------ Material provided ------

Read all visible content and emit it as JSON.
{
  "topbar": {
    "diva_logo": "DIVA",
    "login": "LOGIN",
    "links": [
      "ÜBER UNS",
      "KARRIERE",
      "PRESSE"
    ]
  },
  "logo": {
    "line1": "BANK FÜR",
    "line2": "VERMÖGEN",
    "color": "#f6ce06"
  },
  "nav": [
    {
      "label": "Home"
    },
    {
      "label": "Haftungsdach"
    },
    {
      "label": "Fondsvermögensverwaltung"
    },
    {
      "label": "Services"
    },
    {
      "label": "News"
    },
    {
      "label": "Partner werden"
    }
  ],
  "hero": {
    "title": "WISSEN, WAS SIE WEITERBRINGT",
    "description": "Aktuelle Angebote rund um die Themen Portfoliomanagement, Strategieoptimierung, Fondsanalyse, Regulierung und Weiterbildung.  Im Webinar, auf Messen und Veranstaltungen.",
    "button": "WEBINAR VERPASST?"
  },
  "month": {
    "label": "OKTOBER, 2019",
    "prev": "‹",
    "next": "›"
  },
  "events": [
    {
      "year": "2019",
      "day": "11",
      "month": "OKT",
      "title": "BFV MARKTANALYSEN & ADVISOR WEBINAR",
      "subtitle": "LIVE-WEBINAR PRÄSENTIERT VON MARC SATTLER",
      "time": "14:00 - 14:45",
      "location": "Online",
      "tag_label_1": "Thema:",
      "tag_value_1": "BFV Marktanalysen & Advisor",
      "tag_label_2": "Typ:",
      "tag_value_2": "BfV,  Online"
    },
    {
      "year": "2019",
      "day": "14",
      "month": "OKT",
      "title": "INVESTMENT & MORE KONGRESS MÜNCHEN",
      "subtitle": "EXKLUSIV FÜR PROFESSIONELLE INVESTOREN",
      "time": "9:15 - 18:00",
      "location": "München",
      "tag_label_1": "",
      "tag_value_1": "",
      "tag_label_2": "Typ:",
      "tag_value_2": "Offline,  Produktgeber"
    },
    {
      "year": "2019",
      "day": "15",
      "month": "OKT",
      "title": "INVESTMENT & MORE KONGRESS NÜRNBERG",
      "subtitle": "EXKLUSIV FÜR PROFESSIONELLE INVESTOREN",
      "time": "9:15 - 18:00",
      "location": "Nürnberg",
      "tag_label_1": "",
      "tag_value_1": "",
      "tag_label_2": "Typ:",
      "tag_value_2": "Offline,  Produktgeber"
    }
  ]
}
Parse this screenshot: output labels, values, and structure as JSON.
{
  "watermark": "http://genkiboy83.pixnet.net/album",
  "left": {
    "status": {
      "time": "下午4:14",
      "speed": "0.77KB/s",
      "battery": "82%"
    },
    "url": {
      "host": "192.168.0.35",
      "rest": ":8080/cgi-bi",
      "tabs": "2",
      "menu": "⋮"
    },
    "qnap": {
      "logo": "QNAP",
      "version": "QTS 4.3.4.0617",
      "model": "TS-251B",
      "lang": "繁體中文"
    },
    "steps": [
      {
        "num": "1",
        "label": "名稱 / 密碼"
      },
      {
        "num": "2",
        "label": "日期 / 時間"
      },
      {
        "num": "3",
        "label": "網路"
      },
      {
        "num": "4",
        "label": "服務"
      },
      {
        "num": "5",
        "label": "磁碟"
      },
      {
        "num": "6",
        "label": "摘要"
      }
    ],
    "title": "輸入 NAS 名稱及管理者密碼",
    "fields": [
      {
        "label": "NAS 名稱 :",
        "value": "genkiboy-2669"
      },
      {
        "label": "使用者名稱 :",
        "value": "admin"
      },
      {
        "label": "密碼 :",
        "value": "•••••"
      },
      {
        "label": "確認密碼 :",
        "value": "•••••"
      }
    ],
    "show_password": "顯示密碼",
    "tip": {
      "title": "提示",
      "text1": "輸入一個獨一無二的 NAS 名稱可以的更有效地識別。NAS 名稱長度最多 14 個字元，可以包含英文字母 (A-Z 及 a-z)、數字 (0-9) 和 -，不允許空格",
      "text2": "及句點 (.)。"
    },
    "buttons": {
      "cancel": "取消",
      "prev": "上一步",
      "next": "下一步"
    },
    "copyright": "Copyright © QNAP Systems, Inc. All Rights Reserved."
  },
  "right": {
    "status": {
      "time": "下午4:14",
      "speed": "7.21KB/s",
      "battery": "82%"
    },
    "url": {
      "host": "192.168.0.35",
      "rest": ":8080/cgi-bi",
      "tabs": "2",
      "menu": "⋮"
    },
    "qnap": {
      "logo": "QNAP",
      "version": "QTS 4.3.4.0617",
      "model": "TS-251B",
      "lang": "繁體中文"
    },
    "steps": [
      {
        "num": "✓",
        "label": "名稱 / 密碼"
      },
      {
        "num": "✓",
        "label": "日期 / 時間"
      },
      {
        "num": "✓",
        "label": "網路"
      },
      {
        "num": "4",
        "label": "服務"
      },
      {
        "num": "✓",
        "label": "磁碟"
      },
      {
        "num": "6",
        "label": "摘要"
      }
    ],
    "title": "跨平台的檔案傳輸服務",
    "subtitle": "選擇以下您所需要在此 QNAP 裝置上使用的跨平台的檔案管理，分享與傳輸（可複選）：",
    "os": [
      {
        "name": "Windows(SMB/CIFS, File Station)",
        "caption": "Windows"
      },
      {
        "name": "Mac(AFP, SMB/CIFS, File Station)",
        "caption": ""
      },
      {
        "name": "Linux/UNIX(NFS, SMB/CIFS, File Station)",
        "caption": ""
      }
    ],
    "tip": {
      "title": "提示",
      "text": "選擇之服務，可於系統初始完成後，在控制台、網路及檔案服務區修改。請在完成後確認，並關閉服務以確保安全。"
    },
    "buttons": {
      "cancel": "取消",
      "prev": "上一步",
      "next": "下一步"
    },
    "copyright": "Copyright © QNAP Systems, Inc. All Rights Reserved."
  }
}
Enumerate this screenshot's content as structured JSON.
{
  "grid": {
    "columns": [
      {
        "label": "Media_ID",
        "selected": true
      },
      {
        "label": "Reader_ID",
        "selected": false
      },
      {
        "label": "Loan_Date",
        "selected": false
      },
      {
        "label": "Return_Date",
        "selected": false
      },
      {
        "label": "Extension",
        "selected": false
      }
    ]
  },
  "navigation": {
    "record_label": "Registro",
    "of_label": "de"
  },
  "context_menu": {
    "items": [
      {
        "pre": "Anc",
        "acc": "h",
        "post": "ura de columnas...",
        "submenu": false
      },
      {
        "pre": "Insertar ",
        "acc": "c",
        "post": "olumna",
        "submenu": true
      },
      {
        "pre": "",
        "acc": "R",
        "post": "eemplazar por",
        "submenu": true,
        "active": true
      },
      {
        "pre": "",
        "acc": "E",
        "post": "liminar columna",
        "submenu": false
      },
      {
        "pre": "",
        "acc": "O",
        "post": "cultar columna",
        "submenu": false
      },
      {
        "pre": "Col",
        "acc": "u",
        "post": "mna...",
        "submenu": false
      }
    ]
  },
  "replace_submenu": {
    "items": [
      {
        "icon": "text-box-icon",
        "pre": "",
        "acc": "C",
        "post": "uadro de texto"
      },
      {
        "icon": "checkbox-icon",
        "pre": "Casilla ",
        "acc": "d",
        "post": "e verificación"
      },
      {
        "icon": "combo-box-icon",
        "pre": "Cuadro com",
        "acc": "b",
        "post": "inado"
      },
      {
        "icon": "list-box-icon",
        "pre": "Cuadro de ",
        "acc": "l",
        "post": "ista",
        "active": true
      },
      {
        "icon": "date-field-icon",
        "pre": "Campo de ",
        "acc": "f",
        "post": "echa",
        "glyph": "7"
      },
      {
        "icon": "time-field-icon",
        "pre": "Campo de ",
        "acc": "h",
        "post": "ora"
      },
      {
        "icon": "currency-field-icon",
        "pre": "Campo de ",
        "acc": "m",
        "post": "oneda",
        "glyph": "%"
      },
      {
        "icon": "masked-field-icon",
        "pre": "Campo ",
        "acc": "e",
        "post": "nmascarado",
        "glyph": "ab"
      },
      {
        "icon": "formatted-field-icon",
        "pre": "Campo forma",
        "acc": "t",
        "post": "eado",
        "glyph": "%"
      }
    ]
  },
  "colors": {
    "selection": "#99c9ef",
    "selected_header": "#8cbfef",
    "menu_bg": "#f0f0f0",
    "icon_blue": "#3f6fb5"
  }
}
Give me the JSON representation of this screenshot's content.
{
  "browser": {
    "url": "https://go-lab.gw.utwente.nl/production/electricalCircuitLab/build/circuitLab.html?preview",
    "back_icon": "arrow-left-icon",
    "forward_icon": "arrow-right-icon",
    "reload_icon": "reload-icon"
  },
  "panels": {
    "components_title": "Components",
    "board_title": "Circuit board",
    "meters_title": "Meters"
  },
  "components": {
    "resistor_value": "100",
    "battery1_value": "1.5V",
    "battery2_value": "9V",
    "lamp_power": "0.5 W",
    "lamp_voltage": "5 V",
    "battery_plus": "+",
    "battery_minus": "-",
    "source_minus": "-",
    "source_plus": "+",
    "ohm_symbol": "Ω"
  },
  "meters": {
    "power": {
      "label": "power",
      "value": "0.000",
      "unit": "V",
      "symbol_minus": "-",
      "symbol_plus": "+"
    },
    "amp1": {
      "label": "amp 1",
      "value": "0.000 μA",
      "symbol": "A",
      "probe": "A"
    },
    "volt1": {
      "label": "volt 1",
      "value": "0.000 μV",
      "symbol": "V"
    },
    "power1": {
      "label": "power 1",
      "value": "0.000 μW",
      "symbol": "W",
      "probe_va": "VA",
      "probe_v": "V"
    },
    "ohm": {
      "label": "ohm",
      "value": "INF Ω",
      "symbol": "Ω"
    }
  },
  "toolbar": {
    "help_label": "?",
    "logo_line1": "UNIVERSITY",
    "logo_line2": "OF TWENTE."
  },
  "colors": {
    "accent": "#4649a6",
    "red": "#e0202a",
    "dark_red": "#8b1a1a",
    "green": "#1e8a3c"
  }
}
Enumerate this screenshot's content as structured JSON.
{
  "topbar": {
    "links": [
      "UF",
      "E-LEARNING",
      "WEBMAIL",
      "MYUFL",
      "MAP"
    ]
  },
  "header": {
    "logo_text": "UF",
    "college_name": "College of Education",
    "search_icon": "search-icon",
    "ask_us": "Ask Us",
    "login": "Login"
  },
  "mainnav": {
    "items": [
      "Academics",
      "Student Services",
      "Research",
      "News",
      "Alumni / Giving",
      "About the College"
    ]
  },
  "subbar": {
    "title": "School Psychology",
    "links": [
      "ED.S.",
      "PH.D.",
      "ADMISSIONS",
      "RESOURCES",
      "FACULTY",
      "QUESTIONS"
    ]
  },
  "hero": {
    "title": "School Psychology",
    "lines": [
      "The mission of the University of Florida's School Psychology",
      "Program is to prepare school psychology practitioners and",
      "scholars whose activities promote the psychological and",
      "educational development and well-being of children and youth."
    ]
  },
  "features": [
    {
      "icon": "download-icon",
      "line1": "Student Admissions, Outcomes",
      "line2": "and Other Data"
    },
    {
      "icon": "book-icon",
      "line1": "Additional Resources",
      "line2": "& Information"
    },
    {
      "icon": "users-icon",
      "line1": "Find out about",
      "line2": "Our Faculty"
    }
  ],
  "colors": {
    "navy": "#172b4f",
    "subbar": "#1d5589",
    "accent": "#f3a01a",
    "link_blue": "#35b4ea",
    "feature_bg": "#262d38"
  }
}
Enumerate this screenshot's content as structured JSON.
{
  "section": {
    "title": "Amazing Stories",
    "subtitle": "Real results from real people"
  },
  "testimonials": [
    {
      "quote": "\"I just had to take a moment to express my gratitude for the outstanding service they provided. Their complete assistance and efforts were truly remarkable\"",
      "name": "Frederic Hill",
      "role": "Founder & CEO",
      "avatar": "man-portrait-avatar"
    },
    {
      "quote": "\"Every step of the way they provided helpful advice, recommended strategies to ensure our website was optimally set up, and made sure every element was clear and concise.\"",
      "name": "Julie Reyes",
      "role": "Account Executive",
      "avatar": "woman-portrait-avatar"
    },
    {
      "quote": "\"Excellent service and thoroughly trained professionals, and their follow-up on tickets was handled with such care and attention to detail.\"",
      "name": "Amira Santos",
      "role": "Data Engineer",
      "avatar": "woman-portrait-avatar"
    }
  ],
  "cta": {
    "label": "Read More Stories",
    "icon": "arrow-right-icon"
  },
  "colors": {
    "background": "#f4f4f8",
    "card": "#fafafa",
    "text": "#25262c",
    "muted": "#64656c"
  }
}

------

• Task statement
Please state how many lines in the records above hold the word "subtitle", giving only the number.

• Your response
5